Approximately 48 hours from now, Asterisk will be in full production usage at work. I have phones deployed to 8 out of 10 desks in my office right now and have instructed those users to be using that Aastra 9133i for all of their outgoing calls. Late Wednesday afternoon, our numbers will be ported from our old POTS lines with BellSouth/AT&T to our new PRI from USLEC/Paetec. I can’t help but be a little nervous about the whole situation. I know I’ve done my homework, crossed most of my t’s and dotted most of my i’s, but I still feel just a little bit anxious about it. Part of me is just scared to death that it’s going to blow up in my face and leave me holding the bag containing about $5,000 worth of VoIP/telephony hardware.

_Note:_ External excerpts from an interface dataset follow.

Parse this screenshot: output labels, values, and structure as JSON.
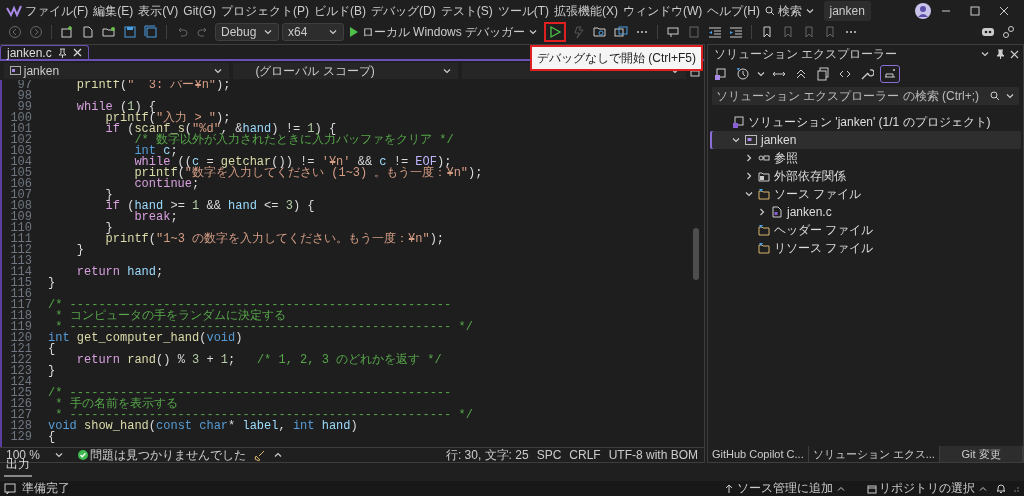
{
  "title_bar": {
    "menus": [
      "ファイル(F)",
      "編集(E)",
      "表示(V)",
      "Git(G)",
      "プロジェクト(P)",
      "ビルド(B)",
      "デバッグ(D)",
      "テスト(S)",
      "ツール(T)",
      "拡張機能(X)",
      "ウィンドウ(W)",
      "ヘルプ(H)"
    ],
    "search": "検索",
    "solution_name": "janken"
  },
  "toolbar": {
    "configuration": "Debug",
    "platform": "x64",
    "debugger": "ローカル Windows デバッガー"
  },
  "tooltip": {
    "text": "デバッグなしで開始 (Ctrl+F5)"
  },
  "editor": {
    "tab": {
      "label": "janken.c",
      "selected": true
    },
    "nav": {
      "project": "janken",
      "scope": "(グローバル スコープ)"
    },
    "lines": [
      {
        "num": "97",
        "tokens": [
          {
            "kind": "fn",
            "text": "    printf"
          },
          {
            "kind": "p",
            "text": "("
          },
          {
            "kind": "str",
            "text": "\"  3: パー¥n\""
          },
          {
            "kind": "p",
            "text": ");"
          }
        ]
      },
      {
        "num": "98"
      },
      {
        "num": "99",
        "tokens": [
          {
            "kind": "ctl",
            "text": "    while"
          },
          {
            "kind": "p",
            "text": " ("
          },
          {
            "kind": "num",
            "text": "1"
          },
          {
            "kind": "p",
            "text": ") {"
          }
        ]
      },
      {
        "num": "100",
        "tokens": [
          {
            "kind": "fn",
            "text": "        printf"
          },
          {
            "kind": "p",
            "text": "("
          },
          {
            "kind": "str",
            "text": "\"入力 > \""
          },
          {
            "kind": "p",
            "text": ");"
          }
        ]
      },
      {
        "num": "101",
        "tokens": [
          {
            "kind": "ctl",
            "text": "        if"
          },
          {
            "kind": "p",
            "text": " ("
          },
          {
            "kind": "fn",
            "text": "scanf_s"
          },
          {
            "kind": "p",
            "text": "("
          },
          {
            "kind": "str",
            "text": "\"%d\""
          },
          {
            "kind": "p",
            "text": ", &"
          },
          {
            "kind": "var",
            "text": "hand"
          },
          {
            "kind": "p",
            "text": ") != "
          },
          {
            "kind": "num",
            "text": "1"
          },
          {
            "kind": "p",
            "text": ") {"
          }
        ]
      },
      {
        "num": "102",
        "tokens": [
          {
            "kind": "cmt",
            "text": "            /* 数字以外が入力されたときに入力バッファをクリア */"
          }
        ]
      },
      {
        "num": "103",
        "tokens": [
          {
            "kind": "kw",
            "text": "            int"
          },
          {
            "kind": "var",
            "text": " c"
          },
          {
            "kind": "p",
            "text": ";"
          }
        ]
      },
      {
        "num": "104",
        "tokens": [
          {
            "kind": "ctl",
            "text": "            while"
          },
          {
            "kind": "p",
            "text": " (("
          },
          {
            "kind": "var",
            "text": "c"
          },
          {
            "kind": "p",
            "text": " = "
          },
          {
            "kind": "fn",
            "text": "getchar"
          },
          {
            "kind": "p",
            "text": "()) != "
          },
          {
            "kind": "str",
            "text": "'¥n'"
          },
          {
            "kind": "p",
            "text": " && "
          },
          {
            "kind": "var",
            "text": "c"
          },
          {
            "kind": "p",
            "text": " != "
          },
          {
            "kind": "mac",
            "text": "EOF"
          },
          {
            "kind": "p",
            "text": ");"
          }
        ]
      },
      {
        "num": "105",
        "tokens": [
          {
            "kind": "fn",
            "text": "            printf"
          },
          {
            "kind": "p",
            "text": "("
          },
          {
            "kind": "str",
            "text": "\"数字を入力してください (1~3) 。もう一度：¥n\""
          },
          {
            "kind": "p",
            "text": ");"
          }
        ]
      },
      {
        "num": "106",
        "tokens": [
          {
            "kind": "ctl",
            "text": "            continue"
          },
          {
            "kind": "p",
            "text": ";"
          }
        ]
      },
      {
        "num": "107",
        "tokens": [
          {
            "kind": "p",
            "text": "        }"
          }
        ]
      },
      {
        "num": "108",
        "tokens": [
          {
            "kind": "ctl",
            "text": "        if"
          },
          {
            "kind": "p",
            "text": " ("
          },
          {
            "kind": "var",
            "text": "hand"
          },
          {
            "kind": "p",
            "text": " >= "
          },
          {
            "kind": "num",
            "text": "1"
          },
          {
            "kind": "p",
            "text": " && "
          },
          {
            "kind": "var",
            "text": "hand"
          },
          {
            "kind": "p",
            "text": " <= "
          },
          {
            "kind": "num",
            "text": "3"
          },
          {
            "kind": "p",
            "text": ") {"
          }
        ]
      },
      {
        "num": "109",
        "tokens": [
          {
            "kind": "ctl",
            "text": "            break"
          },
          {
            "kind": "p",
            "text": ";"
          }
        ]
      },
      {
        "num": "110",
        "tokens": [
          {
            "kind": "p",
            "text": "        }"
          }
        ]
      },
      {
        "num": "111",
        "tokens": [
          {
            "kind": "fn",
            "text": "        printf"
          },
          {
            "kind": "p",
            "text": "("
          },
          {
            "kind": "str",
            "text": "\"1~3 の数字を入力してください。もう一度：¥n\""
          },
          {
            "kind": "p",
            "text": ");"
          }
        ]
      },
      {
        "num": "112",
        "tokens": [
          {
            "kind": "p",
            "text": "    }"
          }
        ]
      },
      {
        "num": "113"
      },
      {
        "num": "114",
        "tokens": [
          {
            "kind": "ctl",
            "text": "    return"
          },
          {
            "kind": "var",
            "text": " hand"
          },
          {
            "kind": "p",
            "text": ";"
          }
        ]
      },
      {
        "num": "115",
        "tokens": [
          {
            "kind": "p",
            "text": "}"
          }
        ]
      },
      {
        "num": "116"
      },
      {
        "num": "117",
        "tokens": [
          {
            "kind": "cmt",
            "text": "/* -----------------------------------------------------"
          }
        ]
      },
      {
        "num": "118",
        "tokens": [
          {
            "kind": "cmt",
            "text": " * コンピュータの手をランダムに決定する"
          }
        ]
      },
      {
        "num": "119",
        "tokens": [
          {
            "kind": "cmt",
            "text": " * ----------------------------------------------------- */"
          }
        ]
      },
      {
        "num": "120",
        "tokens": [
          {
            "kind": "kw",
            "text": "int"
          },
          {
            "kind": "fn",
            "text": " get_computer_hand"
          },
          {
            "kind": "p",
            "text": "("
          },
          {
            "kind": "kw",
            "text": "void"
          },
          {
            "kind": "p",
            "text": ")"
          }
        ]
      },
      {
        "num": "121",
        "tokens": [
          {
            "kind": "p",
            "text": "{"
          }
        ]
      },
      {
        "num": "122",
        "tokens": [
          {
            "kind": "ctl",
            "text": "    return"
          },
          {
            "kind": "fn",
            "text": " rand"
          },
          {
            "kind": "p",
            "text": "() % "
          },
          {
            "kind": "num",
            "text": "3"
          },
          {
            "kind": "p",
            "text": " + "
          },
          {
            "kind": "num",
            "text": "1"
          },
          {
            "kind": "p",
            "text": ";   "
          },
          {
            "kind": "cmt",
            "text": "/* 1, 2, 3 のどれかを返す */"
          }
        ]
      },
      {
        "num": "123",
        "tokens": [
          {
            "kind": "p",
            "text": "}"
          }
        ]
      },
      {
        "num": "124"
      },
      {
        "num": "125",
        "tokens": [
          {
            "kind": "cmt",
            "text": "/* -----------------------------------------------------"
          }
        ]
      },
      {
        "num": "126",
        "tokens": [
          {
            "kind": "cmt",
            "text": " * 手の名前を表示する"
          }
        ]
      },
      {
        "num": "127",
        "tokens": [
          {
            "kind": "cmt",
            "text": " * ----------------------------------------------------- */"
          }
        ]
      },
      {
        "num": "128",
        "tokens": [
          {
            "kind": "kw",
            "text": "void"
          },
          {
            "kind": "fn",
            "text": " show_hand"
          },
          {
            "kind": "p",
            "text": "("
          },
          {
            "kind": "kw",
            "text": "const"
          },
          {
            "kind": "kw",
            "text": " char"
          },
          {
            "kind": "p",
            "text": "* "
          },
          {
            "kind": "var",
            "text": "label"
          },
          {
            "kind": "p",
            "text": ", "
          },
          {
            "kind": "kw",
            "text": "int"
          },
          {
            "kind": "var",
            "text": " hand"
          },
          {
            "kind": "p",
            "text": ")"
          }
        ]
      },
      {
        "num": "129",
        "tokens": [
          {
            "kind": "p",
            "text": "{"
          }
        ]
      }
    ],
    "status": {
      "zoom": "100 %",
      "issues": "問題は見つかりませんでした",
      "position": "行: 30, 文字: 25",
      "indent": "SPC",
      "line_ending": "CRLF",
      "encoding": "UTF-8 with BOM"
    }
  },
  "solution_explorer": {
    "title": "ソリューション エクスプローラー",
    "search": {
      "placeholder": "ソリューション エクスプローラー の検索 (Ctrl+;)"
    },
    "tree": [
      {
        "label": "ソリューション 'janken' (1/1 のプロジェクト)",
        "kind": "solution",
        "selected": false,
        "children": [
          {
            "label": "janken",
            "kind": "project",
            "expanded": true,
            "selected": true,
            "children": [
              {
                "label": "参照",
                "kind": "reference",
                "expanded": false,
                "selected": false
              },
              {
                "label": "外部依存関係",
                "kind": "dependency",
                "expanded": false,
                "selected": false
              },
              {
                "label": "ソース ファイル",
                "kind": "folder",
                "expanded": true,
                "selected": false,
                "children": [
                  {
                    "label": "janken.c",
                    "kind": "file",
                    "expanded": false,
                    "selected": false
                  }
                ]
              },
              {
                "label": "ヘッダー ファイル",
                "kind": "folder",
                "selected": false
              },
              {
                "label": "リソース ファイル",
                "kind": "folder",
                "selected": false
              }
            ]
          }
        ]
      }
    ],
    "tabs": [
      {
        "label": "GitHub Copilot C...",
        "selected": false
      },
      {
        "label": "ソリューション エクス...",
        "selected": false
      },
      {
        "label": "Git 変更",
        "selected": true
      }
    ]
  },
  "output_panel": {
    "tab": "出力"
  },
  "status_bar": {
    "message": "準備完了",
    "add_to_source_control": "ソース管理に追加",
    "select_repository": "リポジトリの選択"
  }
}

I have little doubt that the system, a Dell PowerEdge 830 with a Dual-Core P4 3.20GHz HT and 2 gigs of RAM, can handle the load, and I have little doubt that we will have any issues with the PRI. I believe most of my concern stems from how my users (aka co-workers) will embrace the new technology. People typically do not like change, and there will be a great deal of change involved here. Yes, it’s still a phone – you pick it up, dial a number, and get the person on the other end, and for my co-workers who only use that, they will care less. However, the voicemail works differently, conferencing works differently, and most importantly, they’re losing the “Line 1, Line 2, Line 3, etc.” functionality that they are all so used to. No longer will they be able to say “You have a call on Line X” but instead, they’ll have to transfer the call directly to that person’s extension. Also, our current “operator” is losing her ability to glance at her phone and see that x20 is on the phone or Line 3 is on hold. I’m planning to eventually bring this functionality back, but it will be a few weeks.
Once thing that I think is super-cool is how you can integrate Asterisk into pretty much anything. I plan to add our phone status on to our company intranet so that anyone can view our corporate phone list online and see if John Doe is on the phone or not before dialing the number.
The final item I’m most concerned about is reliability in regards to system failure/disaster-recovery. I have full faith in Asterisk and my ability to admin it most of the time, but what happens if the system crashes while I’m on vacation? Yikes – that’s what happens. I’m not presently aware of any consultants that have Asterisk experience within at least 50 miles of here – maybe farther than that. I should probably consider keeping a spare T1 interface card on hand, but it’s going to be hard to justify a $450 part sitting on the shelf “just in case” since my budget is already blown.
If you run Asterisk in a production environment, please drop me a note – I’d love to chat with you about it sometime.